It is noted that some of the aforementioned losses in wages and taxes were mitigated by casinos that continued to pay wages and provide benefits to employees in their early stage of closure.  However, these situations have been in flux and data are incomplete.  Conservatively, lost benefits are not factored into lost wages at all as many tribal casinos continued to provide benefits.

In the face of mounting negative impacts on tribes and the economy, some tribal casinos began re-opening during the week of April 26, 2020, and additional tribal casinos continue to open.  As of June 2, 2020, 225 tribal casinos have re-opened in 20 states (Idaho, Oklahoma, Washington, Texas, Arizona, California, North Dakota, Michigan, Florida, Minnesota, Montana, New York, North Carolina, Oregon, Louisiana, Iowa, Kansas, South Dakota, Wisconsin, and Connecticut).  While the implementation of health and safety procedures is varying to some degree across facilities, they have included:

  • Limited hours;

  • Temperature checks for employees and patrons before entry;

  • Use of masks by employees and patrons;

  • Reduced maximum occupancy of facilities;

  • Enforcement of general social distancing:

    • Limited number of gaming machines and table games in operation;

    • Added space and dividers between gaming positions; and

    • Limited number of players per table game;

  • Limited operation of non-gaming amenities (primarily food and beverage); and

  • Enhanced cleaning protocols.

As a way to assist those in need in this time of uncertainty, Meister Economic Consulting will donate to Native American charities 10% of proceeds from all coronavirus impact research and analysis.
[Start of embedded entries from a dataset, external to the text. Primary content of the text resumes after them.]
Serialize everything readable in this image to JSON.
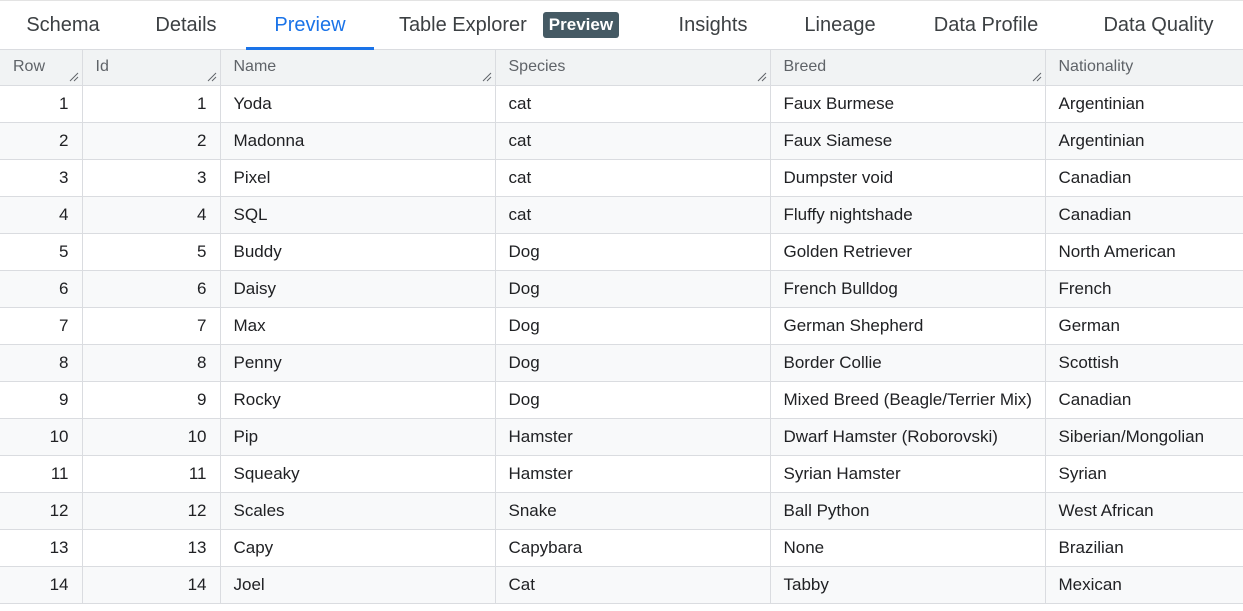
{
  "tabs": [
    {
      "label": "Schema",
      "active": false
    },
    {
      "label": "Details",
      "active": false
    },
    {
      "label": "Preview",
      "active": true
    },
    {
      "label": "Table Explorer",
      "badge": "Preview",
      "active": false
    },
    {
      "label": "Insights",
      "active": false
    },
    {
      "label": "Lineage",
      "active": false
    },
    {
      "label": "Data Profile",
      "active": false
    },
    {
      "label": "Data Quality",
      "active": false
    }
  ],
  "table": {
    "columns": [
      "Row",
      "Id",
      "Name",
      "Species",
      "Breed",
      "Nationality"
    ],
    "rows": [
      [
        "1",
        "1",
        "Yoda",
        "cat",
        "Faux Burmese",
        "Argentinian"
      ],
      [
        "2",
        "2",
        "Madonna",
        "cat",
        "Faux Siamese",
        "Argentinian"
      ],
      [
        "3",
        "3",
        "Pixel",
        "cat",
        "Dumpster void",
        "Canadian"
      ],
      [
        "4",
        "4",
        "SQL",
        "cat",
        "Fluffy nightshade",
        "Canadian"
      ],
      [
        "5",
        "5",
        "Buddy",
        "Dog",
        "Golden Retriever",
        "North American"
      ],
      [
        "6",
        "6",
        "Daisy",
        "Dog",
        "French Bulldog",
        "French"
      ],
      [
        "7",
        "7",
        "Max",
        "Dog",
        "German Shepherd",
        "German"
      ],
      [
        "8",
        "8",
        "Penny",
        "Dog",
        "Border Collie",
        "Scottish"
      ],
      [
        "9",
        "9",
        "Rocky",
        "Dog",
        "Mixed Breed (Beagle/Terrier Mix)",
        "Canadian"
      ],
      [
        "10",
        "10",
        "Pip",
        "Hamster",
        "Dwarf Hamster (Roborovski)",
        "Siberian/Mongolian"
      ],
      [
        "11",
        "11",
        "Squeaky",
        "Hamster",
        "Syrian Hamster",
        "Syrian"
      ],
      [
        "12",
        "12",
        "Scales",
        "Snake",
        "Ball Python",
        "West African"
      ],
      [
        "13",
        "13",
        "Capy",
        "Capybara",
        "None",
        "Brazilian"
      ],
      [
        "14",
        "14",
        "Joel",
        "Cat",
        "Tabby",
        "Mexican"
      ]
    ]
  },
  "colors": {
    "accent": "#1a73e8",
    "badge_bg": "#455a64",
    "header_bg": "#f1f3f4",
    "alt_row_bg": "#f8f9fa"
  },
  "icons": {
    "column_resize": "column-resize-handle-icon"
  }
}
We hope that you, your colleagues, family, and friends are safe and healthy!

PUBLICATIONS:

Indian Gaming

Industry Report